● What needs to be done:
Collect from the data below each line with "screenshot".

** Data for review follows **

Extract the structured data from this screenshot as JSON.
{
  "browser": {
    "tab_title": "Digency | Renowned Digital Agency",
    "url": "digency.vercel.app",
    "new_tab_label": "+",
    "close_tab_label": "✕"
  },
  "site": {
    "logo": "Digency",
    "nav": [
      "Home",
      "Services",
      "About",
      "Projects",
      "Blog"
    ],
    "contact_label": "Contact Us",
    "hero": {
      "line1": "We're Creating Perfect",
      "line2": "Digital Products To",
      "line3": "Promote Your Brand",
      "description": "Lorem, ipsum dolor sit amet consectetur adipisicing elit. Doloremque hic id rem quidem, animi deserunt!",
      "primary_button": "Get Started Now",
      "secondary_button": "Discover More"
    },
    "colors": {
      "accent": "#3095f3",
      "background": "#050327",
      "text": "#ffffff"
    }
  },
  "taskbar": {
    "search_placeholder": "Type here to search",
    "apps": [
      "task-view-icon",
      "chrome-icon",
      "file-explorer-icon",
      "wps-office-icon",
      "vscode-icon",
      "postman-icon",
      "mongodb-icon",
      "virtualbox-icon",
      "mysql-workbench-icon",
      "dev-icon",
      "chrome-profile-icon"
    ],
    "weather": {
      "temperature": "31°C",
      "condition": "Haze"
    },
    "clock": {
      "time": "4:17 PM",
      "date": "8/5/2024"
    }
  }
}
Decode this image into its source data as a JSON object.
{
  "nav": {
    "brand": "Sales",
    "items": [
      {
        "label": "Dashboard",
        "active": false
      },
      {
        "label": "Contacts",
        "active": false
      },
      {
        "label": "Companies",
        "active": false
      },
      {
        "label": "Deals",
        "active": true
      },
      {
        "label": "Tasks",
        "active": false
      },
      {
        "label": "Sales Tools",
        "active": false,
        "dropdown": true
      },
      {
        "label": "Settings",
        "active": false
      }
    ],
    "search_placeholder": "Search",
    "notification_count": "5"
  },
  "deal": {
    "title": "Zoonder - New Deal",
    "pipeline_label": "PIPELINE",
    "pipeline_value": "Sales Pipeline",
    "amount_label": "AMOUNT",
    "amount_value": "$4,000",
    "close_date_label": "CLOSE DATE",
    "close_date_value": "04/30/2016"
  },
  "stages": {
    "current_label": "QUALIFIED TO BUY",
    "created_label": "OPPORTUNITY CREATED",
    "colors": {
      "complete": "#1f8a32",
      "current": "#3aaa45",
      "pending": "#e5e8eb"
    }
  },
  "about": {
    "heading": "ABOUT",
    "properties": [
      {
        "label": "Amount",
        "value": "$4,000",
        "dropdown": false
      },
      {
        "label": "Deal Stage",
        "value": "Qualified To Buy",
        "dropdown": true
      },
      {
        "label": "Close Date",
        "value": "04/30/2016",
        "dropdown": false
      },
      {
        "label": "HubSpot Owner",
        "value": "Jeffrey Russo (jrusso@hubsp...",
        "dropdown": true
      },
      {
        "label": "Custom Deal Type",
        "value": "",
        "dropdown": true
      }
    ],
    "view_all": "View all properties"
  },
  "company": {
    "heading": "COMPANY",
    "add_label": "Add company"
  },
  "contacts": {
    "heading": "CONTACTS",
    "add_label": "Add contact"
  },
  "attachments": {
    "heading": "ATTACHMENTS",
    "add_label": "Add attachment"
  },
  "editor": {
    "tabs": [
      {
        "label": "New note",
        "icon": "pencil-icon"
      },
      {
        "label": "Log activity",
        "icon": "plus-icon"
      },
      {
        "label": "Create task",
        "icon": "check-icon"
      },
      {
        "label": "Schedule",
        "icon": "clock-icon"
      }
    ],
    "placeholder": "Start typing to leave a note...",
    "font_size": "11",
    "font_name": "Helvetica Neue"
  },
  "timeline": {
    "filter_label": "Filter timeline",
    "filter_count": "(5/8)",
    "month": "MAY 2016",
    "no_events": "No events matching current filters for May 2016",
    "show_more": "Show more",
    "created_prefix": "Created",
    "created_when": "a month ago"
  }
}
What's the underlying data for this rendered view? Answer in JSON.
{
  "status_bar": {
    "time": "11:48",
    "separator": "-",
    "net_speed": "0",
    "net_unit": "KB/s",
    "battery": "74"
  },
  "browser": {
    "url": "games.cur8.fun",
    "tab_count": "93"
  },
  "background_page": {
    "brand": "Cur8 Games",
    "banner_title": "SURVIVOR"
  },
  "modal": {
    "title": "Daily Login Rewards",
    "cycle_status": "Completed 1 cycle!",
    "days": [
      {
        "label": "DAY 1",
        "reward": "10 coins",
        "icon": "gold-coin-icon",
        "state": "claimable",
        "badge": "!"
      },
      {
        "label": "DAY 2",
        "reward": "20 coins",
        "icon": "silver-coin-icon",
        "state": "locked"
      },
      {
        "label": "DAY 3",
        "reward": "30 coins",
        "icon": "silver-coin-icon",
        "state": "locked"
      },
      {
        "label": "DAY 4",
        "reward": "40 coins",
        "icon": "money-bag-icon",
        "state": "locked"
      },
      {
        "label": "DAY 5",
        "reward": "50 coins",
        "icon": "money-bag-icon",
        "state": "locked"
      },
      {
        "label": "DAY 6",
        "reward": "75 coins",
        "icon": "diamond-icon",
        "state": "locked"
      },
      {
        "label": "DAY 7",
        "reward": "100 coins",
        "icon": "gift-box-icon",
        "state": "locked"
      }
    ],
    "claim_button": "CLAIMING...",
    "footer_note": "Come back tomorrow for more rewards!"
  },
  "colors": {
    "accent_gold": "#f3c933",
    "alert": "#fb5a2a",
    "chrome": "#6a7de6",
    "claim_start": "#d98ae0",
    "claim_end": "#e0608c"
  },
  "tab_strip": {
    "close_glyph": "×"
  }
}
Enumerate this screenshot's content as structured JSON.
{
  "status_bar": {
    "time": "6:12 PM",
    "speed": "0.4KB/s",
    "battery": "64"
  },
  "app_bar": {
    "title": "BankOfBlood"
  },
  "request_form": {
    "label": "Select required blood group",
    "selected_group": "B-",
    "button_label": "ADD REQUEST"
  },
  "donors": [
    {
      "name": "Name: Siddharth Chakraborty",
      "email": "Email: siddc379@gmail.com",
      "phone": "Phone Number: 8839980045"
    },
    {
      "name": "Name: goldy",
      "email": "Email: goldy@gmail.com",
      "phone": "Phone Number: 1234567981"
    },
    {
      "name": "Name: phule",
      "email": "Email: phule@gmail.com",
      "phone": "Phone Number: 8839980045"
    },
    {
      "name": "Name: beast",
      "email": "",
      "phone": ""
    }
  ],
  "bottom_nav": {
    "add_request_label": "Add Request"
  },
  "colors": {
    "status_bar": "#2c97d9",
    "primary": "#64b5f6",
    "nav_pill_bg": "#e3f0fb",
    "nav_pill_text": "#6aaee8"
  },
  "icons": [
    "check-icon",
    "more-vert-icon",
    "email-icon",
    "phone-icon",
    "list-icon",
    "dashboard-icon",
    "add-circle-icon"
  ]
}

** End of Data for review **

● Output of the exercise:
Extract the structured data from this screenshot as JSON.
Enumerate this screenshot's content as structured JSON.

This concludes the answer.